I’m Not Right, I’m Redeemed: The Paradox of the Free Slave
November 26, 2014 § Leave a comment
I love being right. Even more, being proved right. We all do! (Am I right?) Especially when somebody thought we were wrong. Vindication is like hot cider on a snowy day, sending a shot of warmth right down to our toes and, more often, straight to our puffed-up heads.
So if we already battle this pride in being right (and known as right), how much more difficult (and dangerous) is that battle for we Christians who enjoy confidence that we are “right” in our faith and belief in the Bible? It can get ugly, can it not?
Let us not be like those of whom Jonathan Swift said “have just enough religion to make us hate, but not enough to make us love one another.” Love need never require the sacrifice of theology, Scriptural clarity, or proper adherence to the biblical injunction to be discerning and rightly divide what is evil from what is good. But it’s imperative that we sacrifice self-righteousness and pious superiority of attitude. I definitely struggle with such pride! Jesus said the world would know His people by our love, not our religiosity nor even our fervor. If we have not love, we are merely clanging gongs, yes? (Perhaps, viewed in that way, social media can be called the loudest place in the world.)

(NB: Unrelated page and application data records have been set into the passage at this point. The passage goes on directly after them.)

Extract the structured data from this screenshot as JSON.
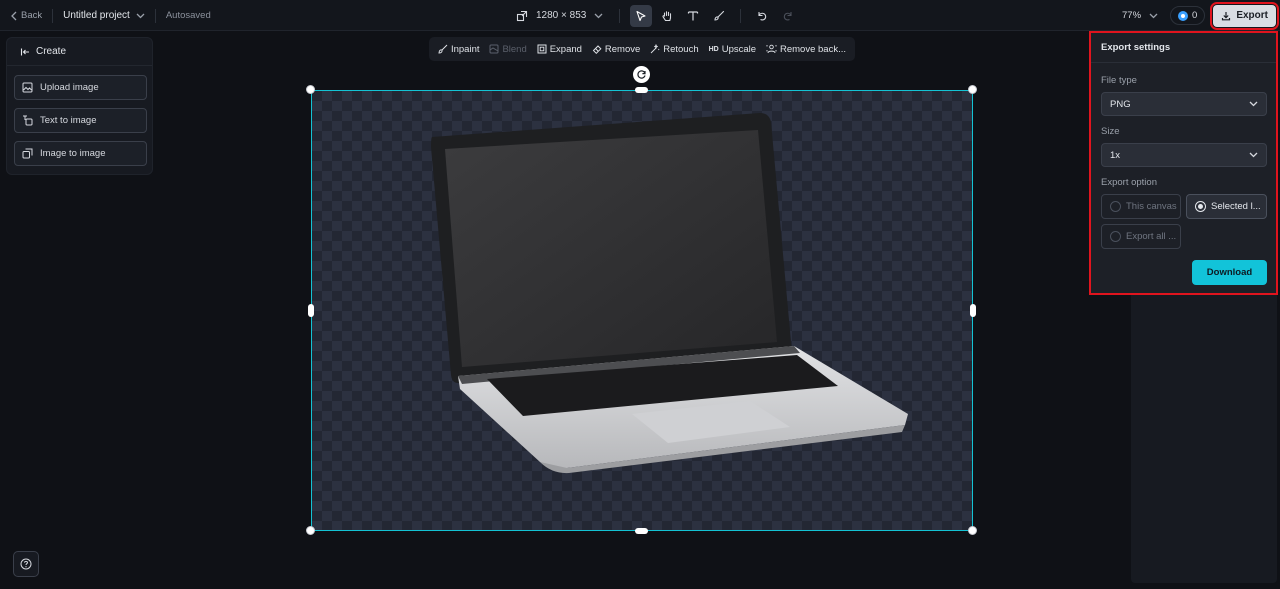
{
  "topbar": {
    "back_label": "Back",
    "project_name": "Untitled project",
    "autosave_status": "Autosaved",
    "canvas_size": "1280 × 853",
    "tools": [
      "select-icon",
      "hand-icon",
      "text-icon",
      "brush-icon"
    ],
    "active_tool": "select",
    "zoom": "77%",
    "credits": "0",
    "export_label": "Export"
  },
  "create_panel": {
    "title": "Create",
    "items": [
      {
        "label": "Upload image",
        "icon": "upload-image-icon"
      },
      {
        "label": "Text to image",
        "icon": "text-to-image-icon"
      },
      {
        "label": "Image to image",
        "icon": "image-to-image-icon"
      }
    ]
  },
  "edit_toolbar": {
    "items": [
      {
        "label": "Inpaint",
        "icon": "inpaint-icon",
        "disabled": false
      },
      {
        "label": "Blend",
        "icon": "blend-icon",
        "disabled": true
      },
      {
        "label": "Expand",
        "icon": "expand-icon",
        "disabled": false
      },
      {
        "label": "Remove",
        "icon": "eraser-icon",
        "disabled": false
      },
      {
        "label": "Retouch",
        "icon": "retouch-icon",
        "disabled": false
      },
      {
        "label": "Upscale",
        "icon": "hd-icon",
        "prefix": "HD",
        "disabled": false
      },
      {
        "label": "Remove back...",
        "icon": "remove-background-icon",
        "disabled": false
      }
    ]
  },
  "export_settings": {
    "title": "Export settings",
    "file_type_label": "File type",
    "file_type_value": "PNG",
    "size_label": "Size",
    "size_value": "1x",
    "export_option_label": "Export option",
    "options": [
      {
        "label": "This canvas",
        "selected": false
      },
      {
        "label": "Selected l...",
        "selected": true
      },
      {
        "label": "Export all ...",
        "selected": false
      }
    ],
    "download_label": "Download"
  },
  "colors": {
    "accent_cyan": "#12c3d9",
    "highlight_red": "#e0141e",
    "background": "#0f1116",
    "panel": "#1d2027"
  }
}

I know a gal here in Little Rock who is part of a group of Christian women that regularly visits ladies backstage at local strip clubs; they talk, get to know them, give them little gift bags of necessities, and talk about Christ. Through simple kindness and by consistently coming back to maintain and grow these acquaintances, she and her friends have gained the trust of the club owners, and of the women, who have actually said to them, “We don’t refer to you as Christians. Christians don’t treat us very well. We call you Christ-followers.”
What a testimony.
That should tell us something about how Chstians are perceived by those who need the message with which we’ve been entrusted.
How I desire my presence to be a breath of fresh air to any unbeliever! I know that doesn’t mean they’d never be offended by the truth; the most lovingly spoken truth is always offensive to sinful pride, until the moment the Holy Spirit softens the heart hearing it.
One thing that may help is to remember that it’s NOT that we are “right” at all. I didn’t look at everything out there and decided that the best course of action was to become a Christian. It’s not that I’m right; it’s that my dead, unresponsive heart had been quickened by the Creator. We’re new creations! That means it was necessary for us to be utterly re-made. Salvation is no cosmetic makeover, but renewal from the inside out.
As we converse with unbelievers and plead with them to recognize their state as sinners before a holy God, I think we too often leave out the very important element of “I used to be exactly where you are!” You see, it doesn’t matter if we’re talking to a murderer while the worst thing we ever did was snitch an extra bite-size Milky Way from our co-worker’s desk – because our state without Christ was the same: destined for eternal separation from God in a real physical place called Hell. That point is the point at which all human lives are identical: the intersection of sin and grace. This should bring a powerful humility to our attitude with unbelievers and with each other. The Gospel isn’t about saying “look at everything that’s wrong about you and the way you live!” It’s about “Look at what a sinner I was, and see what God’s done! See how He’s forgiven and changed me! I was condemned and I deserved it. But see something wonderful: God is not only a righteous Judge, but also a kinsman Redeemer, willing to give all of Himself to buy us back from the grave. All He requires is a simple, true-hearted repentance.” We are not “right”. We are redeemed.
If you’re a Christian, no matter what your life has looked like, the inner core of your salvation story is the same as mine, and it goes like this:
One day as I’m thinking about the Gospel I’ve heard, the Holy Spirit arrests me, brings me into a big courtroom and stands me up before the judge . . . God. I look sideways across the aisle, and who is the prosecutor? God. The offended party? It’s Him. The jury box? God is there too. The court reporter, the witnesses, the bailiff, all of them. Every position in the courtroom is filled, but God and I are the only ones present. The massive stack of evidence against me is readily called forth, and He finds me guilty. I know there’s nothing I can do to refute the evidence. All is lost. Consistent with His perfect justice, He reads a sentence of physical and eternal spiritual death.
Then, the Gospel tells me to look and see who’s standing by my side.
God is also my lawyer.
Jesus Christ, fully God, the second member of the Trinity, is my Advocate!
His head, hands, and side are bleeding. Standing between me and the bench, He speaks. “Holy One, Your judgment of this defendant is righteous. You know also that I have lived in perfect obedience to You, and suffered scourging and death already to pay far more than this convict’s offenses are worth; to pay for the sin of the world! If she will but repent and ask Us, You can put her sin to My account, My righteousness to hers, and set her free.”
Can this offer be real?! I repent! He is my only hope.
The accounts are adjusted. I have been bought with a price, now a bondservant of Christ my Savior.
But oh, I am free!